Task description: Write the records out again without change. Leave the pictures behind.

Items from a dataset:
::::::::::

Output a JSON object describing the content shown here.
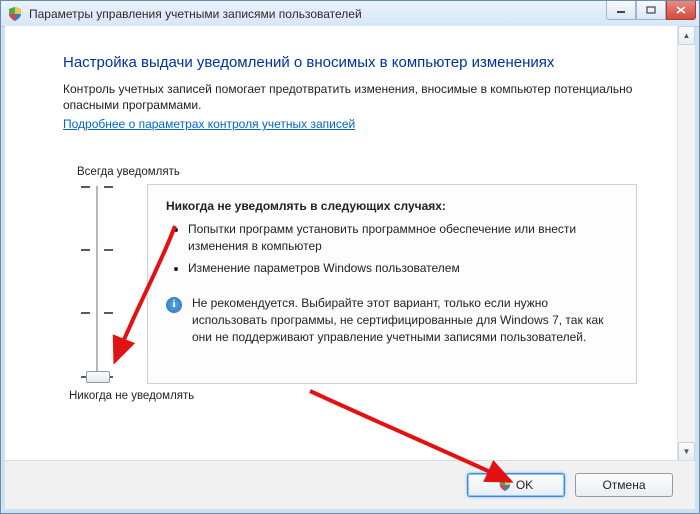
{
  "window": {
    "title": "Параметры управления учетными записями пользователей"
  },
  "heading": "Настройка выдачи уведомлений о вносимых в компьютер изменениях",
  "intro": "Контроль учетных записей помогает предотвратить изменения, вносимые в компьютер потенциально опасными программами.",
  "link": "Подробнее о параметрах контроля учетных записей",
  "slider": {
    "top_label": "Всегда уведомлять",
    "bottom_label": "Никогда не уведомлять",
    "level_count": 4,
    "current_level": 0
  },
  "panel": {
    "title": "Никогда не уведомлять в следующих случаях:",
    "bullets": [
      "Попытки программ установить программное обеспечение или внести изменения в компьютер",
      "Изменение параметров Windows пользователем"
    ],
    "note": "Не рекомендуется. Выбирайте этот вариант, только если нужно использовать программы, не сертифицированные для Windows 7, так как они не поддерживают управление учетными записями пользователей."
  },
  "buttons": {
    "ok": "OK",
    "cancel": "Отмена"
  },
  "icons": {
    "info_glyph": "i"
  }
}
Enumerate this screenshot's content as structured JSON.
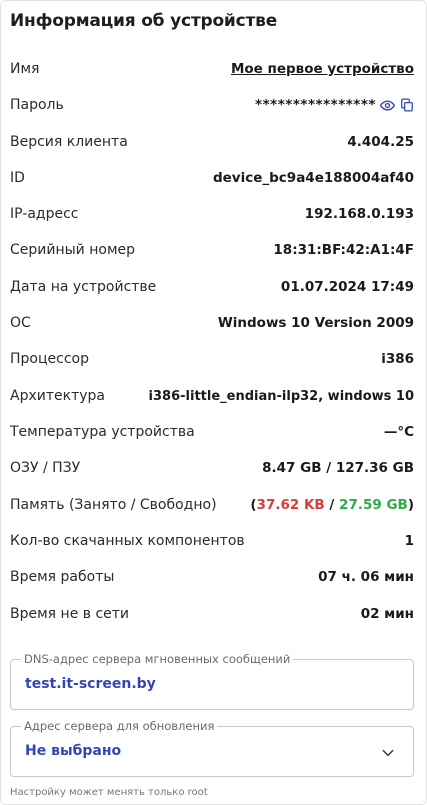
{
  "header": {
    "title": "Информация об устройстве"
  },
  "rows": {
    "name": {
      "label": "Имя",
      "value": "Мое первое устройство"
    },
    "password": {
      "label": "Пароль",
      "value": "****************"
    },
    "client_version": {
      "label": "Версия клиента",
      "value": "4.404.25"
    },
    "id": {
      "label": "ID",
      "value": "device_bc9a4e188004af40"
    },
    "ip": {
      "label": "IP-адресс",
      "value": "192.168.0.193"
    },
    "serial": {
      "label": "Серийный номер",
      "value": "18:31:BF:42:A1:4F"
    },
    "date": {
      "label": "Дата на устройстве",
      "value": "01.07.2024 17:49"
    },
    "os": {
      "label": "ОС",
      "value": "Windows 10 Version 2009"
    },
    "cpu": {
      "label": "Процессор",
      "value": "i386"
    },
    "arch": {
      "label": "Архитектура",
      "value": "i386-little_endian-ilp32, windows 10"
    },
    "temperature": {
      "label": "Температура устройства",
      "value": "—°C"
    },
    "ram_rom": {
      "label": "ОЗУ / ПЗУ",
      "value": "8.47 GB / 127.36 GB"
    },
    "memory": {
      "label": "Память (Занято / Свободно)",
      "open": "(",
      "used": "37.62 KB",
      "sep": " / ",
      "free": "27.59 GB",
      "close": ")"
    },
    "components": {
      "label": "Кол-во скачанных компонентов",
      "value": "1"
    },
    "uptime": {
      "label": "Время работы",
      "value": "07 ч. 06 мин"
    },
    "offline": {
      "label": "Время не в сети",
      "value": "02 мин"
    }
  },
  "dns_field": {
    "legend": "DNS-адрес сервера мгновенных сообщений",
    "value": "test.it-screen.by"
  },
  "update_field": {
    "legend": "Адрес сервера для обновления",
    "value": "Не выбрано"
  },
  "hint": "Настройку может менять только root",
  "colors": {
    "accent": "#3446b5",
    "used": "#d93b3b",
    "free": "#2eaa4a",
    "temperature": "#2eaa4a"
  },
  "icons": {
    "password_show": "eye-icon",
    "password_copy": "copy-icon",
    "dropdown": "chevron-down-icon"
  }
}
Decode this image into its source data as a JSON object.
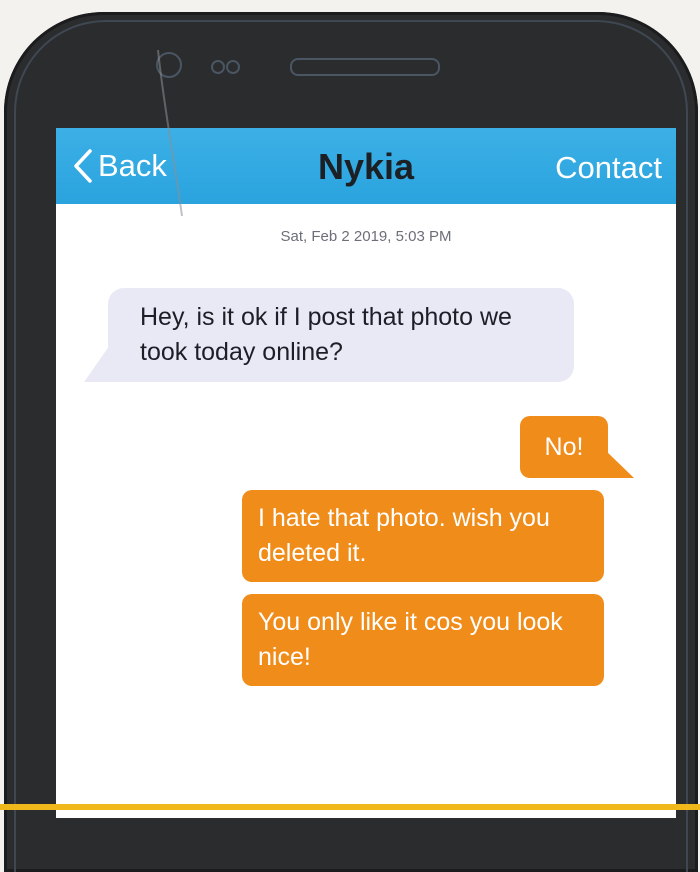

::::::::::

Solution to this problem:
Output a JSON object describing the content shown here.
{
  "window": {
    "title": "Параметры управления учетными записями пользователей"
  },
  "heading": "Настройка выдачи уведомлений о вносимых в компьютер изменениях",
  "intro": "Контроль учетных записей помогает предотвратить изменения, вносимые в компьютер потенциально опасными программами.",
  "link": "Подробнее о параметрах контроля учетных записей",
  "slider": {
    "top_label": "Всегда уведомлять",
    "bottom_label": "Никогда не уведомлять",
    "level_count": 4,
    "current_level": 0
  },
  "panel": {
    "title": "Никогда не уведомлять в следующих случаях:",
    "bullets": [
      "Попытки программ установить программное обеспечение или внести изменения в компьютер",
      "Изменение параметров Windows пользователем"
    ],
    "note": "Не рекомендуется. Выбирайте этот вариант, только если нужно использовать программы, не сертифицированные для Windows 7, так как они не поддерживают управление учетными записями пользователей."
  },
  "buttons": {
    "ok": "OK",
    "cancel": "Отмена"
  },
  "icons": {
    "info_glyph": "i"
  }
}
Enumerate this screenshot's content as structured JSON.
{
  "header": {
    "title": "Информация об устройстве"
  },
  "rows": {
    "name": {
      "label": "Имя",
      "value": "Мое первое устройство"
    },
    "password": {
      "label": "Пароль",
      "value": "****************"
    },
    "client_version": {
      "label": "Версия клиента",
      "value": "4.404.25"
    },
    "id": {
      "label": "ID",
      "value": "device_bc9a4e188004af40"
    },
    "ip": {
      "label": "IP-адресс",
      "value": "192.168.0.193"
    },
    "serial": {
      "label": "Серийный номер",
      "value": "18:31:BF:42:A1:4F"
    },
    "date": {
      "label": "Дата на устройстве",
      "value": "01.07.2024 17:49"
    },
    "os": {
      "label": "ОС",
      "value": "Windows 10 Version 2009"
    },
    "cpu": {
      "label": "Процессор",
      "value": "i386"
    },
    "arch": {
      "label": "Архитектура",
      "value": "i386-little_endian-ilp32, windows 10"
    },
    "temperature": {
      "label": "Температура устройства",
      "value": "—°C"
    },
    "ram_rom": {
      "label": "ОЗУ / ПЗУ",
      "value": "8.47 GB / 127.36 GB"
    },
    "memory": {
      "label": "Память (Занято / Свободно)",
      "open": "(",
      "used": "37.62 KB",
      "sep": " / ",
      "free": "27.59 GB",
      "close": ")"
    },
    "components": {
      "label": "Кол-во скачанных компонентов",
      "value": "1"
    },
    "uptime": {
      "label": "Время работы",
      "value": "07 ч. 06 мин"
    },
    "offline": {
      "label": "Время не в сети",
      "value": "02 мин"
    }
  },
  "dns_field": {
    "legend": "DNS-адрес сервера мгновенных сообщений",
    "value": "test.it-screen.by"
  },
  "update_field": {
    "legend": "Адрес сервера для обновления",
    "value": "Не выбрано"
  },
  "hint": "Настройку может менять только root",
  "colors": {
    "accent": "#3446b5",
    "used": "#d93b3b",
    "free": "#2eaa4a",
    "temperature": "#2eaa4a"
  },
  "icons": {
    "password_show": "eye-icon",
    "password_copy": "copy-icon",
    "dropdown": "chevron-down-icon"
  }
}
Decode this image into its source data as a JSON object.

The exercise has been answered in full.